- **REQUIRED WORK**:
The whole answer is the data below, retyped exactly.
START INFORMATION
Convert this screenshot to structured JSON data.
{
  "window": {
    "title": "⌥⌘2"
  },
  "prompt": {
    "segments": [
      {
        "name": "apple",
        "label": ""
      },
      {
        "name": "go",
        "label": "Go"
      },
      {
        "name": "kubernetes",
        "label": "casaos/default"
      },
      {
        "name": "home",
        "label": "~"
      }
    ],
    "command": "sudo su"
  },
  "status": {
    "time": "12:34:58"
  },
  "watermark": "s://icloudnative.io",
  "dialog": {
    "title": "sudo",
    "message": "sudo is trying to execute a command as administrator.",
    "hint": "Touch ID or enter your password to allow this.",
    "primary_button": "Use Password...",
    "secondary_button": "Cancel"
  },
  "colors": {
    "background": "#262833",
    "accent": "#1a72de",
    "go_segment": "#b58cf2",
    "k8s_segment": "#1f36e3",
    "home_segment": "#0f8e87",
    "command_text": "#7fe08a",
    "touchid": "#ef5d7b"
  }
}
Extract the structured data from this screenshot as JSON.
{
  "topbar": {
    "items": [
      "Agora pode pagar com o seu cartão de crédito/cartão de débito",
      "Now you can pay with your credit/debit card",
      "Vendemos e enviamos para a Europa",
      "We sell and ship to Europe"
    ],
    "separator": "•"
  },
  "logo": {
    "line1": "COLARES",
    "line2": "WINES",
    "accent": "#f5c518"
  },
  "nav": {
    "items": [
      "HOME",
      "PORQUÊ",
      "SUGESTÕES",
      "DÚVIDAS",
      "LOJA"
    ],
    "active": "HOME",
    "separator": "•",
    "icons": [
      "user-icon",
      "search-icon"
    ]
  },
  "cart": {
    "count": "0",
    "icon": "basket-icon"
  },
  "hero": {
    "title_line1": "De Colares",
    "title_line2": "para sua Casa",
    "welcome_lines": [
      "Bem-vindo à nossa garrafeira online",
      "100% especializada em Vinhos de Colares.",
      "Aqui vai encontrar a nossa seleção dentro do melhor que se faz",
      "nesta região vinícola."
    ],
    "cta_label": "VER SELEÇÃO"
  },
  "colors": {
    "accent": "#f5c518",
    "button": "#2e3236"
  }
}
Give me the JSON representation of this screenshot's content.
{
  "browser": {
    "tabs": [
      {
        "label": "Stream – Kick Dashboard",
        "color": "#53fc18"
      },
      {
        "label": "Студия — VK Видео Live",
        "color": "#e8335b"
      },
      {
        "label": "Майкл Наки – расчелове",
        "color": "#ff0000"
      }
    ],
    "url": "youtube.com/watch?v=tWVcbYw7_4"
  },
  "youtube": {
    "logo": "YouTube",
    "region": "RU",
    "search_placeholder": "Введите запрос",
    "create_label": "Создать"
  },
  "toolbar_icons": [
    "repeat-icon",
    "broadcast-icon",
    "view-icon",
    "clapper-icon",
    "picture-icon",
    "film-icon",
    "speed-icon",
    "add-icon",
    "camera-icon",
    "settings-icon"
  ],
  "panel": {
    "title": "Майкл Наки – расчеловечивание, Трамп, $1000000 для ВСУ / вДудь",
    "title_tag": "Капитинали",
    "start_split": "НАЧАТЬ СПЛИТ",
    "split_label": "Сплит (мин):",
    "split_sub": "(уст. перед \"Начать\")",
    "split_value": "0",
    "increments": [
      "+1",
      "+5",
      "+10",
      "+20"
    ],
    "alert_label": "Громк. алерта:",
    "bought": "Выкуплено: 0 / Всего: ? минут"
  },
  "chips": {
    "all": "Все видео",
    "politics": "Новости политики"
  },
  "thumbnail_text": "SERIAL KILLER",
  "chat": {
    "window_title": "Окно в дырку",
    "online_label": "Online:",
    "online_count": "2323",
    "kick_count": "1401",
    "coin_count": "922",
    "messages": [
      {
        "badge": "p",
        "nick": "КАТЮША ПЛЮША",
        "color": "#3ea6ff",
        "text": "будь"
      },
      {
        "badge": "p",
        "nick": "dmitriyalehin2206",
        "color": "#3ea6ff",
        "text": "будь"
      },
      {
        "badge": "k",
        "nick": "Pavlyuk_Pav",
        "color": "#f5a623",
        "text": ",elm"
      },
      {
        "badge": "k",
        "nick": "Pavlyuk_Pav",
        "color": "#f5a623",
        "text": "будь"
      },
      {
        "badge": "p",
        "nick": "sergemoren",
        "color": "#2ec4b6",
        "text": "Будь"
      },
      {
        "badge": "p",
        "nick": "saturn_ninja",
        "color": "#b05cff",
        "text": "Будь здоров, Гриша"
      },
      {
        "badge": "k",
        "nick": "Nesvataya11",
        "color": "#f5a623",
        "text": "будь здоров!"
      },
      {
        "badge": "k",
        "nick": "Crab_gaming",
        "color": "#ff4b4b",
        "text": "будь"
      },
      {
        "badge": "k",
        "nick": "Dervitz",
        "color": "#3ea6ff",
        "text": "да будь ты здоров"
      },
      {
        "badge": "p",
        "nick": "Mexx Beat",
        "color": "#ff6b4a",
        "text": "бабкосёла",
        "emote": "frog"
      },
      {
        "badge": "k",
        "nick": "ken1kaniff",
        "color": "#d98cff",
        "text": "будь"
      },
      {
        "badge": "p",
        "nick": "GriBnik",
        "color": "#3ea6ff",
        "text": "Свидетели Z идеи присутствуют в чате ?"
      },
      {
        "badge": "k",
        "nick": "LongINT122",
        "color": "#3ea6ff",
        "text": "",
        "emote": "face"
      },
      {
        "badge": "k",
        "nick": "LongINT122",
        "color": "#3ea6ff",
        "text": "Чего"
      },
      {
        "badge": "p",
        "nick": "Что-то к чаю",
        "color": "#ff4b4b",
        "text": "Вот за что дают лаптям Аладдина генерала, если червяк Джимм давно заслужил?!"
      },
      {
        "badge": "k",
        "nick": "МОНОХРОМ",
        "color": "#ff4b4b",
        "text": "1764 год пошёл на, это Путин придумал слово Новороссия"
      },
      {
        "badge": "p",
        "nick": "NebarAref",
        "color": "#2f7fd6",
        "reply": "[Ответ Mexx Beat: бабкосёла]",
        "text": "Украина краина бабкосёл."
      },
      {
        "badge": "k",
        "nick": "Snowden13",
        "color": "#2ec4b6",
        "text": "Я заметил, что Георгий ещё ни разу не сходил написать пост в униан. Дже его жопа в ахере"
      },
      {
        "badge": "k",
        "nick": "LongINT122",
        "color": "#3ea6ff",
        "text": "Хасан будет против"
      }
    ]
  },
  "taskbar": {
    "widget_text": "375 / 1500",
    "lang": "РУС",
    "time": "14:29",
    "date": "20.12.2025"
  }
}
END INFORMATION
- **SOLUTION**:
Convert this screenshot to structured JSON data.
{
  "window": {
    "title": "⌥⌘2"
  },
  "prompt": {
    "segments": [
      {
        "name": "apple",
        "label": ""
      },
      {
        "name": "go",
        "label": "Go"
      },
      {
        "name": "kubernetes",
        "label": "casaos/default"
      },
      {
        "name": "home",
        "label": "~"
      }
    ],
    "command": "sudo su"
  },
  "status": {
    "time": "12:34:58"
  },
  "watermark": "s://icloudnative.io",
  "dialog": {
    "title": "sudo",
    "message": "sudo is trying to execute a command as administrator.",
    "hint": "Touch ID or enter your password to allow this.",
    "primary_button": "Use Password...",
    "secondary_button": "Cancel"
  },
  "colors": {
    "background": "#262833",
    "accent": "#1a72de",
    "go_segment": "#b58cf2",
    "k8s_segment": "#1f36e3",
    "home_segment": "#0f8e87",
    "command_text": "#7fe08a",
    "touchid": "#ef5d7b"
  }
}
Extract the structured data from this screenshot as JSON.
{
  "topbar": {
    "items": [
      "Agora pode pagar com o seu cartão de crédito/cartão de débito",
      "Now you can pay with your credit/debit card",
      "Vendemos e enviamos para a Europa",
      "We sell and ship to Europe"
    ],
    "separator": "•"
  },
  "logo": {
    "line1": "COLARES",
    "line2": "WINES",
    "accent": "#f5c518"
  },
  "nav": {
    "items": [
      "HOME",
      "PORQUÊ",
      "SUGESTÕES",
      "DÚVIDAS",
      "LOJA"
    ],
    "active": "HOME",
    "separator": "•",
    "icons": [
      "user-icon",
      "search-icon"
    ]
  },
  "cart": {
    "count": "0",
    "icon": "basket-icon"
  },
  "hero": {
    "title_line1": "De Colares",
    "title_line2": "para sua Casa",
    "welcome_lines": [
      "Bem-vindo à nossa garrafeira online",
      "100% especializada em Vinhos de Colares.",
      "Aqui vai encontrar a nossa seleção dentro do melhor que se faz",
      "nesta região vinícola."
    ],
    "cta_label": "VER SELEÇÃO"
  },
  "colors": {
    "accent": "#f5c518",
    "button": "#2e3236"
  }
}
Give me the JSON representation of this screenshot's content.
{
  "browser": {
    "tabs": [
      {
        "label": "Stream – Kick Dashboard",
        "color": "#53fc18"
      },
      {
        "label": "Студия — VK Видео Live",
        "color": "#e8335b"
      },
      {
        "label": "Майкл Наки – расчелове",
        "color": "#ff0000"
      }
    ],
    "url": "youtube.com/watch?v=tWVcbYw7_4"
  },
  "youtube": {
    "logo": "YouTube",
    "region": "RU",
    "search_placeholder": "Введите запрос",
    "create_label": "Создать"
  },
  "toolbar_icons": [
    "repeat-icon",
    "broadcast-icon",
    "view-icon",
    "clapper-icon",
    "picture-icon",
    "film-icon",
    "speed-icon",
    "add-icon",
    "camera-icon",
    "settings-icon"
  ],
  "panel": {
    "title": "Майкл Наки – расчеловечивание, Трамп, $1000000 для ВСУ / вДудь",
    "title_tag": "Капитинали",
    "start_split": "НАЧАТЬ СПЛИТ",
    "split_label": "Сплит (мин):",
    "split_sub": "(уст. перед \"Начать\")",
    "split_value": "0",
    "increments": [
      "+1",
      "+5",
      "+10",
      "+20"
    ],
    "alert_label": "Громк. алерта:",
    "bought": "Выкуплено: 0 / Всего: ? минут"
  },
  "chips": {
    "all": "Все видео",
    "politics": "Новости политики"
  },
  "thumbnail_text": "SERIAL KILLER",
  "chat": {
    "window_title": "Окно в дырку",
    "online_label": "Online:",
    "online_count": "2323",
    "kick_count": "1401",
    "coin_count": "922",
    "messages": [
      {
        "badge": "p",
        "nick": "КАТЮША ПЛЮША",
        "color": "#3ea6ff",
        "text": "будь"
      },
      {
        "badge": "p",
        "nick": "dmitriyalehin2206",
        "color": "#3ea6ff",
        "text": "будь"
      },
      {
        "badge": "k",
        "nick": "Pavlyuk_Pav",
        "color": "#f5a623",
        "text": ",elm"
      },
      {
        "badge": "k",
        "nick": "Pavlyuk_Pav",
        "color": "#f5a623",
        "text": "будь"
      },
      {
        "badge": "p",
        "nick": "sergemoren",
        "color": "#2ec4b6",
        "text": "Будь"
      },
      {
        "badge": "p",
        "nick": "saturn_ninja",
        "color": "#b05cff",
        "text": "Будь здоров, Гриша"
      },
      {
        "badge": "k",
        "nick": "Nesvataya11",
        "color": "#f5a623",
        "text": "будь здоров!"
      },
      {
        "badge": "k",
        "nick": "Crab_gaming",
        "color": "#ff4b4b",
        "text": "будь"
      },
      {
        "badge": "k",
        "nick": "Dervitz",
        "color": "#3ea6ff",
        "text": "да будь ты здоров"
      },
      {
        "badge": "p",
        "nick": "Mexx Beat",
        "color": "#ff6b4a",
        "text": "бабкосёла",
        "emote": "frog"
      },
      {
        "badge": "k",
        "nick": "ken1kaniff",
        "color": "#d98cff",
        "text": "будь"
      },
      {
        "badge": "p",
        "nick": "GriBnik",
        "color": "#3ea6ff",
        "text": "Свидетели Z идеи присутствуют в чате ?"
      },
      {
        "badge": "k",
        "nick": "LongINT122",
        "color": "#3ea6ff",
        "text": "",
        "emote": "face"
      },
      {
        "badge": "k",
        "nick": "LongINT122",
        "color": "#3ea6ff",
        "text": "Чего"
      },
      {
        "badge": "p",
        "nick": "Что-то к чаю",
        "color": "#ff4b4b",
        "text": "Вот за что дают лаптям Аладдина генерала, если червяк Джимм давно заслужил?!"
      },
      {
        "badge": "k",
        "nick": "МОНОХРОМ",
        "color": "#ff4b4b",
        "text": "1764 год пошёл на, это Путин придумал слово Новороссия"
      },
      {
        "badge": "p",
        "nick": "NebarAref",
        "color": "#2f7fd6",
        "reply": "[Ответ Mexx Beat: бабкосёла]",
        "text": "Украина краина бабкосёл."
      },
      {
        "badge": "k",
        "nick": "Snowden13",
        "color": "#2ec4b6",
        "text": "Я заметил, что Георгий ещё ни разу не сходил написать пост в униан. Дже его жопа в ахере"
      },
      {
        "badge": "k",
        "nick": "LongINT122",
        "color": "#3ea6ff",
        "text": "Хасан будет против"
      }
    ]
  },
  "taskbar": {
    "widget_text": "375 / 1500",
    "lang": "РУС",
    "time": "14:29",
    "date": "20.12.2025"
  }
}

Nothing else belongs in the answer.